We share our garden with our next door neighbors as they have a bit of yard and we do not. In previous years, we've grown but a very few things in a tiny space beside our front porch as front yard is all we've got. This year, Papa talked Chris and Brad, our twenty-something bio-medical engineering PhD student neighbors, into digging up a bit of their unused back yard to grow good things in the dirt. They were all about it. Thus we have our massive cucumber plants and tangle of home-built trellis on which to grow them.
From the back corner of our house, we look at an angle through the neighbors' driveway towards the garden.Over the driveway, we approach the bit of yard...
Our cucumbers are massive, our tomatoes staked and growing, our pumpkin & squash mishmash threatens to overtake everything, and our beans are already yielding results.Last weekend, while we were visiting the grandparents to celebrate Aunt Natty's graduation, I asked Papa what I should do for Art Day this coming week. He said we should build him a scarecrow (though we have no crows eating our vegetables...yet). When Art Day rolled around, we didn't really do much of anything as the children were interested in merely playing with toys and chasing each other around like crazed monkeys. So I began work on the scarecrow all by myself. By the weekend, I completed it.
Jon's plastic owl also helps ward off unwanteds. Together, the owl, the scarecrow, and our sparkly-loving gnome form an intimidating alliance.
The scarecrow is comprised mostly of trash. His head was a grouping of plastic bags stuffed with a piece of foil overlaying it into an onion net bag.
The left eye is milk jug lid, beads, sparklies, and feathers.
The right eye of milk lid tie, juice lid, beer lid, PBR pin, button, button, rivet, and bead.
The arms are strung-together seedling packs (the threes cut into singular units, handy for stacked arms, strung on excess inherited acrylic yarn).
Bastian and I made the wavy, gay fingers together of plastic beads on wire.
The chest cavity is a salad container filled with artificial organs.
White plastic cutlery forms the ribcage.
The heart is stuffed felt, the lungs pink tulle leftover from our second wedding stuffed into more onion sleeves.
The liver is stuffed fabric (leftover from the teepee my mother made the boys for Christmas 3 years ago), the stomach the same fabric stuff into a garlic sleeve, and the intestines are braided yarn.
The stomach and the intestines are actually connected, via a lovely clump of hot glue. I'm quite fond of that touch, even if no one can see it.

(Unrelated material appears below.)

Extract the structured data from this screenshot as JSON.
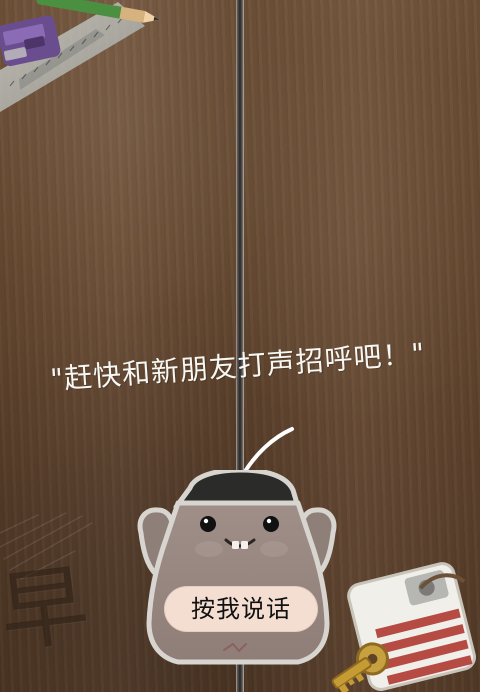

We imagine that the tremendously bright colors will fade over the summer and it's my belief that I'll have to restuff the organs back into the chest cavity. That's what you get for walking around with your organs exposed, I suppose.